▶ [Records from a collection]
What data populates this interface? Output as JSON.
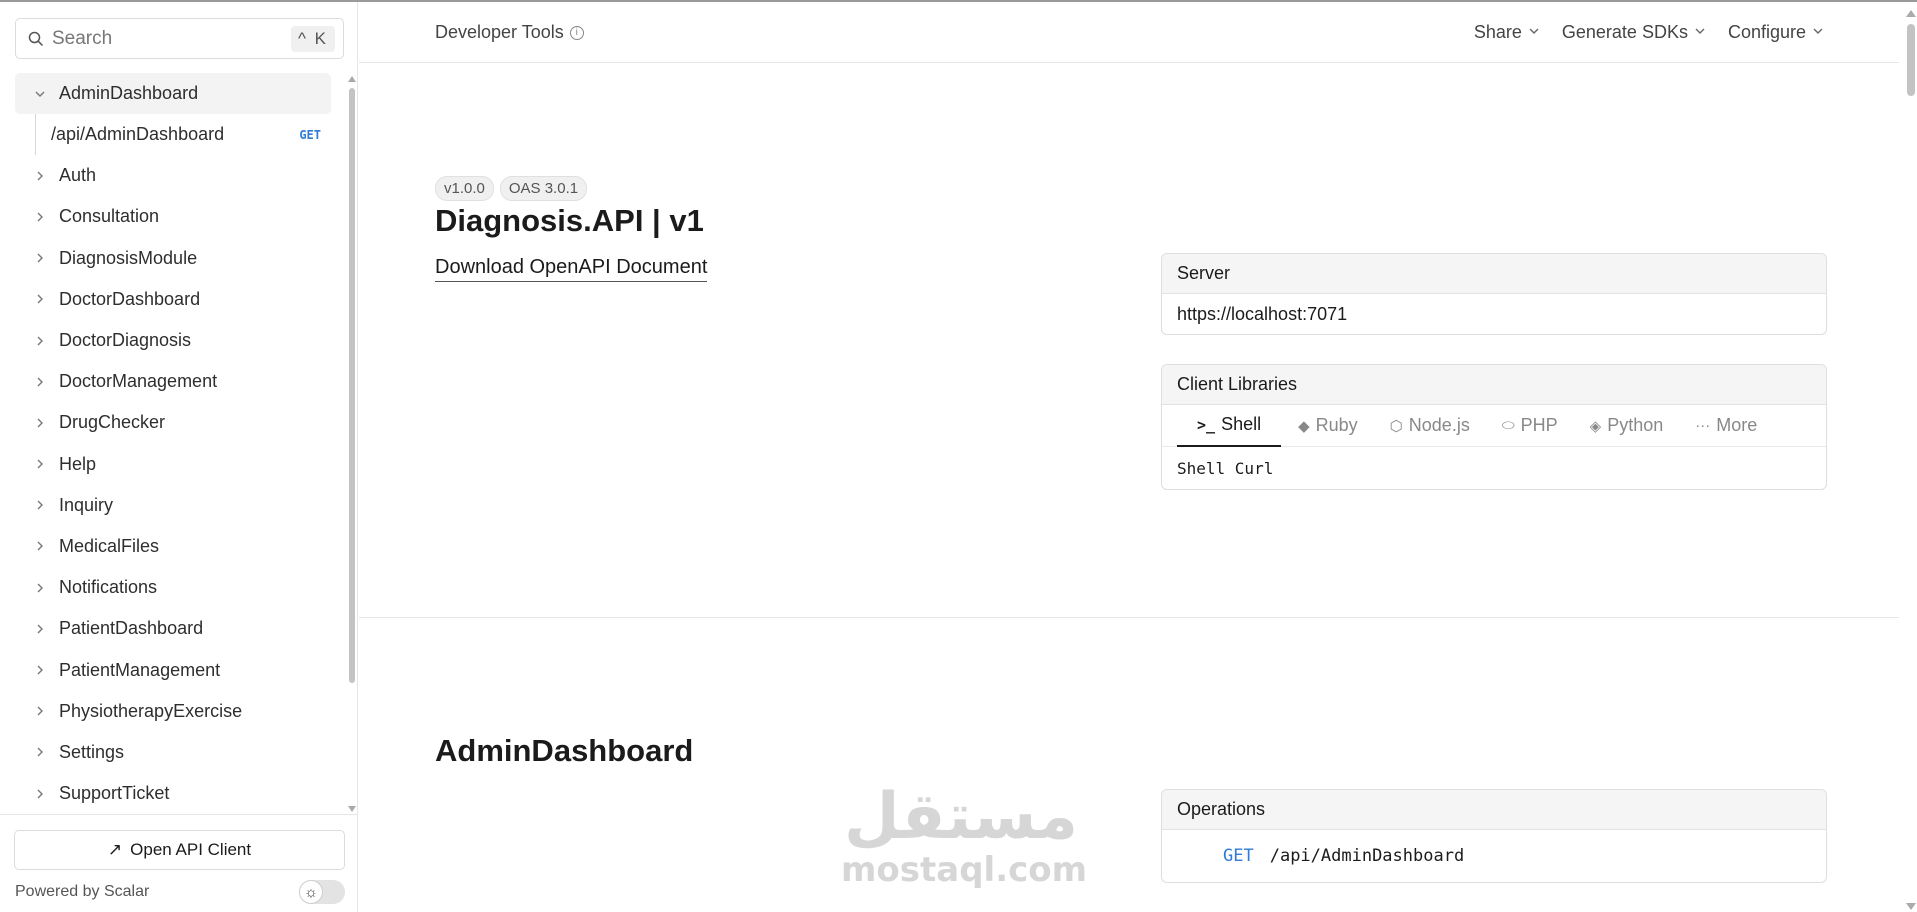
{
  "sidebar": {
    "search_placeholder": "Search",
    "search_shortcut": "^ K",
    "items": [
      {
        "label": "AdminDashboard",
        "expanded": true,
        "children": [
          {
            "path": "/api/AdminDashboard",
            "method": "GET"
          }
        ]
      },
      {
        "label": "Auth"
      },
      {
        "label": "Consultation"
      },
      {
        "label": "DiagnosisModule"
      },
      {
        "label": "DoctorDashboard"
      },
      {
        "label": "DoctorDiagnosis"
      },
      {
        "label": "DoctorManagement"
      },
      {
        "label": "DrugChecker"
      },
      {
        "label": "Help"
      },
      {
        "label": "Inquiry"
      },
      {
        "label": "MedicalFiles"
      },
      {
        "label": "Notifications"
      },
      {
        "label": "PatientDashboard"
      },
      {
        "label": "PatientManagement"
      },
      {
        "label": "PhysiotherapyExercise"
      },
      {
        "label": "Settings"
      },
      {
        "label": "SupportTicket"
      }
    ],
    "open_client_label": "Open API Client",
    "powered_by": "Powered by Scalar"
  },
  "header": {
    "developer_tools": "Developer Tools",
    "share": "Share",
    "generate_sdks": "Generate SDKs",
    "configure": "Configure"
  },
  "main": {
    "version_badge": "v1.0.0",
    "oas_badge": "OAS 3.0.1",
    "title": "Diagnosis.API | v1",
    "download_link": "Download OpenAPI Document",
    "server": {
      "header": "Server",
      "url": "https://localhost:7071"
    },
    "client_libraries": {
      "header": "Client Libraries",
      "tabs": [
        {
          "label": "Shell",
          "icon": "terminal-icon",
          "selected": true
        },
        {
          "label": "Ruby",
          "icon": "ruby-icon"
        },
        {
          "label": "Node.js",
          "icon": "nodejs-icon"
        },
        {
          "label": "PHP",
          "icon": "php-icon"
        },
        {
          "label": "Python",
          "icon": "python-icon"
        },
        {
          "label": "More",
          "icon": "more-icon"
        }
      ],
      "selected_client": "Shell Curl"
    },
    "section_title": "AdminDashboard",
    "operations": {
      "header": "Operations",
      "rows": [
        {
          "method": "GET",
          "path": "/api/AdminDashboard"
        }
      ]
    }
  },
  "watermark": {
    "arabic": "مستقل",
    "latin": "mostaql.com"
  },
  "colors": {
    "accent_get": "#2f7bd6",
    "border": "#dedede",
    "card_header_bg": "#f5f5f5"
  }
}
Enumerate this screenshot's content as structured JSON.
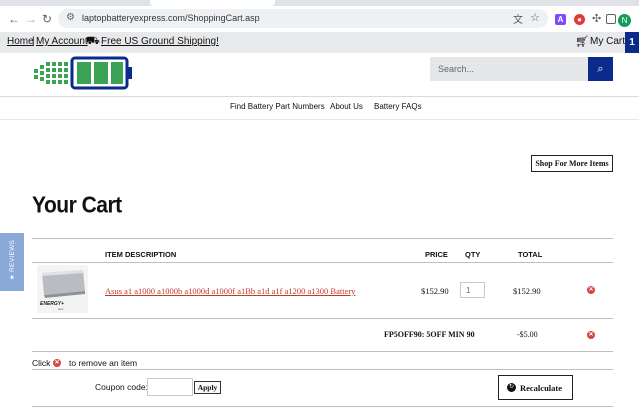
{
  "browser": {
    "url": "laptopbatteryexpress.com/ShoppingCart.asp",
    "profile_initial": "N",
    "ext_a": "A"
  },
  "topbar": {
    "home": "Home",
    "separator": "|",
    "account": "My Account",
    "shipping": "Free US Ground Shipping!",
    "cart": "My Cart",
    "cart_count": "1"
  },
  "search": {
    "placeholder": "Search..."
  },
  "menu": [
    "Find Battery Part Numbers",
    "About Us",
    "Battery FAQs"
  ],
  "shop_more": "Shop For More Items",
  "page_title": "Your Cart",
  "table": {
    "headers": {
      "description": "ITEM DESCRIPTION",
      "price": "PRICE",
      "qty": "QTY",
      "total": "TOTAL"
    },
    "item": {
      "name": "Asus a1 a1000 a1000b a1000d a1000f a1Bb a1d a1f a1200 a1300 Battery",
      "price": "$152.90",
      "qty": "1",
      "total": "$152.90",
      "thumb_brand": "ENERGY+",
      "thumb_sub": "plus"
    },
    "coupon_line": {
      "name": "FP5OFF90: 5OFF MIN 90",
      "value": "-$5.00"
    }
  },
  "remove_hint": {
    "before": "Click",
    "after": "to remove an item"
  },
  "coupon": {
    "label": "Coupon code:",
    "apply": "Apply"
  },
  "recalculate": "Recalculate",
  "reviews_tab": "★ REVIEWS",
  "colors": {
    "brand_blue": "#0a2a8c",
    "logo_green": "#3aa356",
    "remove_red": "#d64541",
    "link_red": "#c0392b"
  }
}
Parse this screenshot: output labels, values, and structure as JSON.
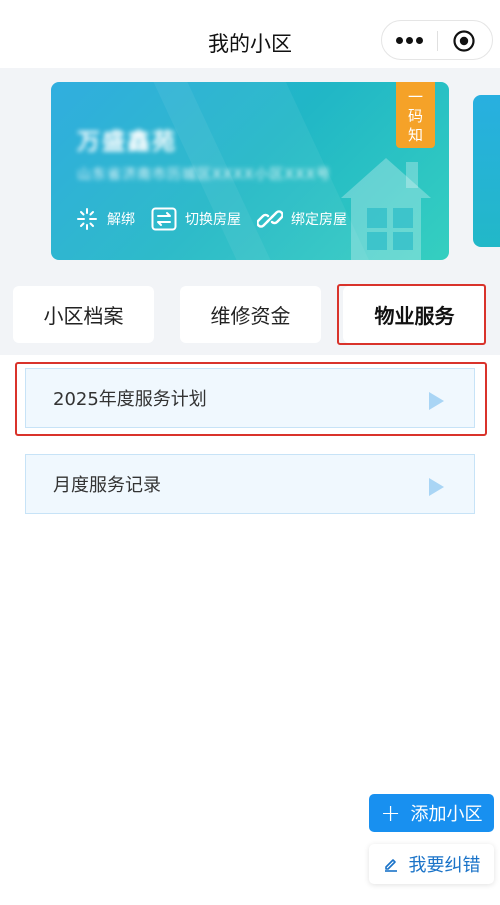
{
  "header": {
    "title": "我的小区",
    "menu_icon": "more-dots-icon",
    "close_icon": "target-circle-icon"
  },
  "card": {
    "community_name": "万盛鑫苑",
    "address": "山东省济南市历城区XXXX小区XXX号",
    "badge_line1": "一",
    "badge_line2": "码",
    "badge_line3": "知",
    "actions": [
      {
        "label": "解绑",
        "icon": "unbind-link-icon"
      },
      {
        "label": "切换房屋",
        "icon": "switch-arrows-icon"
      },
      {
        "label": "绑定房屋",
        "icon": "link-chain-icon"
      }
    ],
    "colors": {
      "gradient_start": "#24a9dd",
      "gradient_end": "#35cfc0",
      "badge": "#f5a228"
    }
  },
  "tabs": [
    {
      "label": "小区档案"
    },
    {
      "label": "维修资金"
    },
    {
      "label": "物业服务",
      "active": true
    }
  ],
  "list": [
    {
      "label": "2025年度服务计划"
    },
    {
      "label": "月度服务记录"
    }
  ],
  "fab": {
    "add_label": "添加小区",
    "correct_label": "我要纠错"
  },
  "colors": {
    "accent": "#1890f0",
    "highlight": "#d9332b"
  }
}
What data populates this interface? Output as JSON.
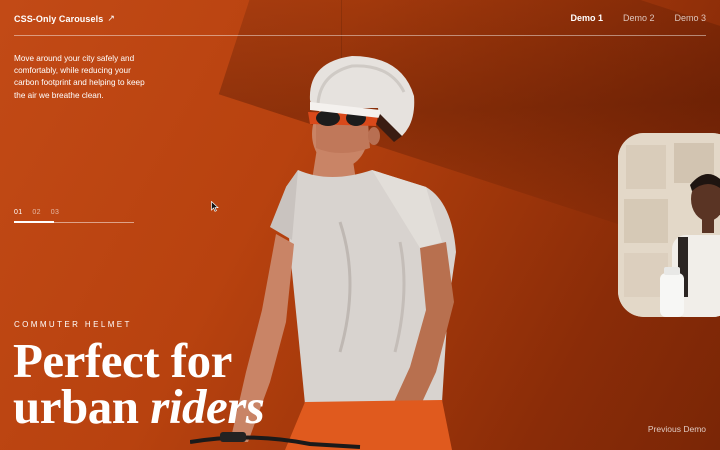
{
  "header": {
    "logo_text": "CSS-Only Carousels",
    "logo_arrow": "↗",
    "nav": [
      "Demo 1",
      "Demo 2",
      "Demo 3"
    ],
    "active_nav": "Demo 1"
  },
  "intro": {
    "text": "Move around your city safely and comfortably, while reducing your carbon footprint and helping to keep the air we breathe clean."
  },
  "pager": {
    "items": [
      "01",
      "02",
      "03"
    ],
    "active": "01",
    "progress": 0.33
  },
  "hero": {
    "eyebrow": "COMMUTER HELMET",
    "headline_line1": "Perfect for",
    "headline_line2_plain": "urban ",
    "headline_line2_italic": "riders"
  },
  "footer": {
    "previous_label": "Previous Demo"
  },
  "colors": {
    "background": "#b8420f",
    "text": "#ffffff",
    "card": "#e6dccd"
  },
  "icons": {
    "cursor": "mouse-pointer-icon",
    "logo_arrow": "arrow-up-right-icon"
  }
}
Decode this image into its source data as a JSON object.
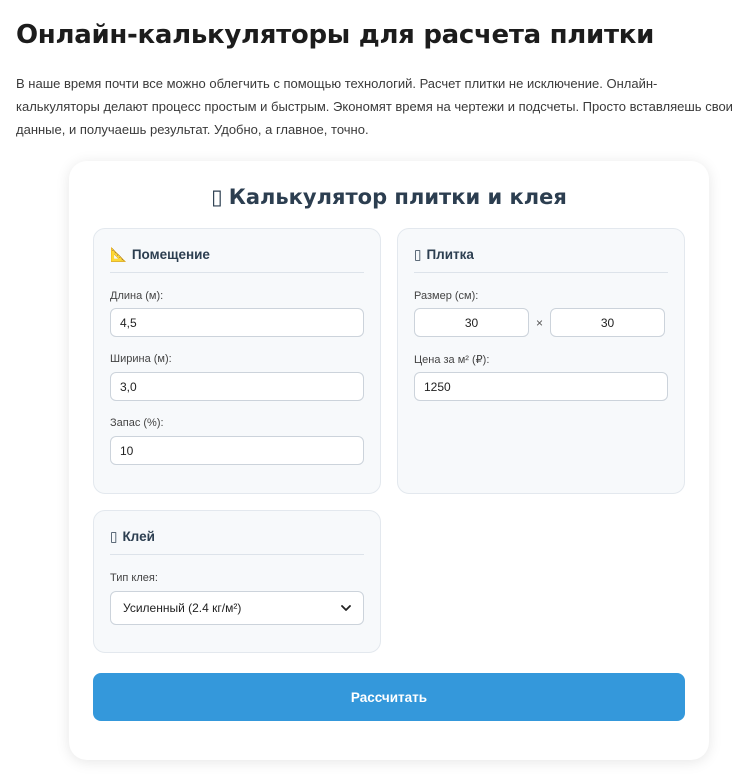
{
  "page": {
    "title": "Онлайн-калькуляторы для расчета плитки",
    "intro": "В наше время почти все можно облегчить с помощью технологий. Расчет плитки не исключение. Онлайн-калькуляторы делают процесс простым и быстрым. Экономят время на чертежи и подсчеты. Просто вставляешь свои данные, и получаешь результат. Удобно, а главное, точно."
  },
  "calculator": {
    "title_glyph": "▯",
    "title": "Калькулятор плитки и клея",
    "room": {
      "glyph": "📐",
      "title": "Помещение",
      "length_label": "Длина (м):",
      "length_value": "4,5",
      "width_label": "Ширина (м):",
      "width_value": "3,0",
      "reserve_label": "Запас (%):",
      "reserve_value": "10"
    },
    "tile": {
      "glyph": "▯",
      "title": "Плитка",
      "size_label": "Размер (см):",
      "size_a": "30",
      "size_sep": "×",
      "size_b": "30",
      "price_label": "Цена за м² (₽):",
      "price_value": "1250"
    },
    "glue": {
      "glyph": "▯",
      "title": "Клей",
      "type_label": "Тип клея:",
      "type_selected": "Усиленный (2.4 кг/м²)"
    },
    "submit_label": "Рассчитать"
  },
  "colors": {
    "accent": "#3498db",
    "heading": "#2c3e50",
    "panel_bg": "#f7f9fb"
  }
}
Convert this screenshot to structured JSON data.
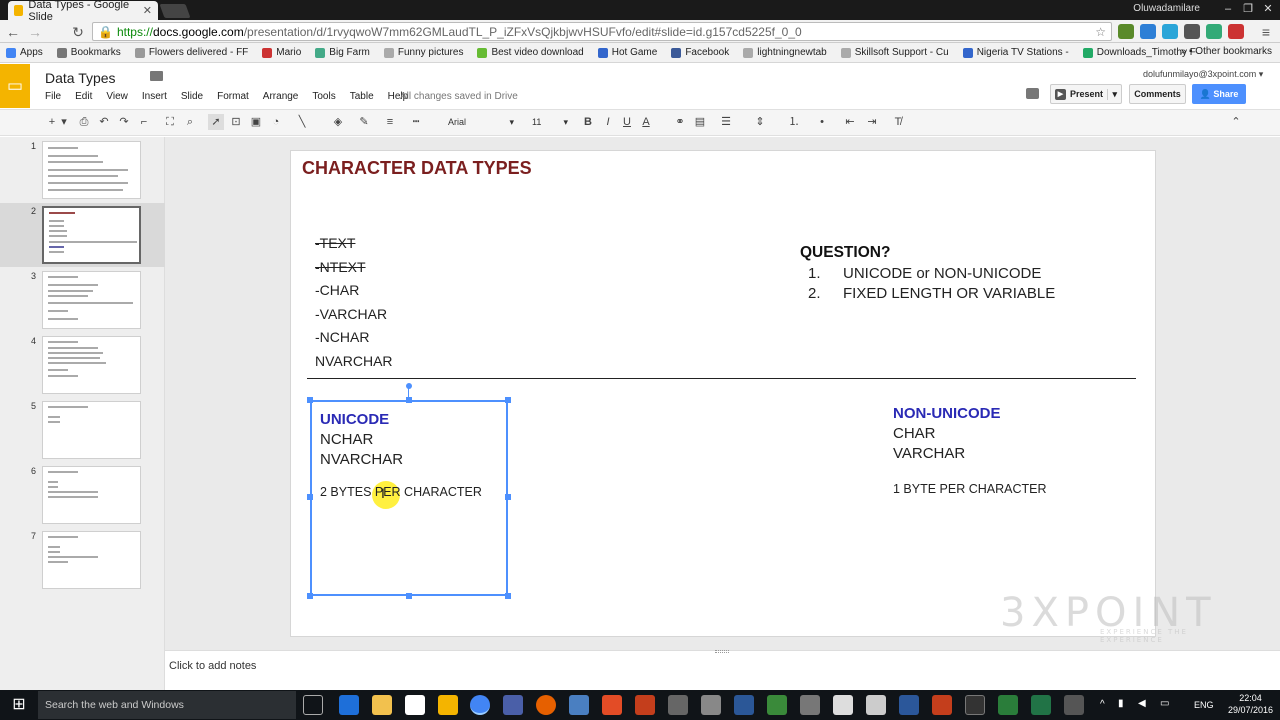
{
  "browser": {
    "tab_title": "Data Types - Google Slide",
    "user_name": "Oluwadamilare",
    "url_https": "https://",
    "url_host": "docs.google.com",
    "url_path": "/presentation/d/1rvyqwoW7mm62GMLaudTL_P_iZFxVsQjkbjwvHSUFvfo/edit#slide=id.g157cd5225f_0_0",
    "bookmarks": [
      "Apps",
      "Bookmarks",
      "Flowers delivered - FF",
      "Mario",
      "Big Farm",
      "Funny pictures",
      "Best video download",
      "Hot Game",
      "Facebook",
      "lightningnewtab",
      "Skillsoft Support - Cu",
      "Nigeria TV Stations -",
      "Downloads_Timothy F"
    ],
    "other_bookmarks": "Other bookmarks"
  },
  "docs": {
    "title": "Data Types",
    "menus": [
      "File",
      "Edit",
      "View",
      "Insert",
      "Slide",
      "Format",
      "Arrange",
      "Tools",
      "Table",
      "Help"
    ],
    "saved_status": "All changes saved in Drive",
    "account_email": "dolufunmilayo@3xpoint.com",
    "present_label": "Present",
    "comments_label": "Comments",
    "share_label": "Share",
    "font": "Arial",
    "font_size": "11"
  },
  "filmstrip": {
    "slide_numbers": [
      "1",
      "2",
      "3",
      "4",
      "5",
      "6",
      "7"
    ],
    "selected": "2"
  },
  "slide": {
    "title": "CHARACTER DATA TYPES",
    "types": [
      {
        "text": "-TEXT",
        "strike": true
      },
      {
        "text": "-NTEXT",
        "strike": true
      },
      {
        "text": "-CHAR",
        "strike": false
      },
      {
        "text": "-VARCHAR",
        "strike": false
      },
      {
        "text": "-NCHAR",
        "strike": false
      },
      {
        "text": "NVARCHAR",
        "strike": false
      }
    ],
    "question_heading": "QUESTION?",
    "questions": [
      {
        "num": "1.",
        "text": "UNICODE or NON-UNICODE"
      },
      {
        "num": "2.",
        "text": "FIXED LENGTH OR VARIABLE"
      }
    ],
    "unicode": {
      "heading": "UNICODE",
      "items": [
        "NCHAR",
        "NVARCHAR"
      ],
      "bytes": "2 BYTES PER CHARACTER"
    },
    "non_unicode": {
      "heading": "NON-UNICODE",
      "items": [
        "CHAR",
        "VARCHAR"
      ],
      "bytes": "1 BYTE PER CHARACTER"
    },
    "watermark": "3XPOINT",
    "watermark_tagline": "EXPERIENCE THE EXPERIENCE"
  },
  "notes_placeholder": "Click to add notes",
  "taskbar": {
    "search_placeholder": "Search the web and Windows",
    "language": "ENG",
    "time": "22:04",
    "date": "29/07/2016"
  }
}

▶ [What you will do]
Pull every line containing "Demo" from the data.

▶ [Answer area]
      "Demo 1",
      "Demo 2",
      "Demo 3"
    "active_nav": "Demo 1"
    "previous_label": "Previous Demo"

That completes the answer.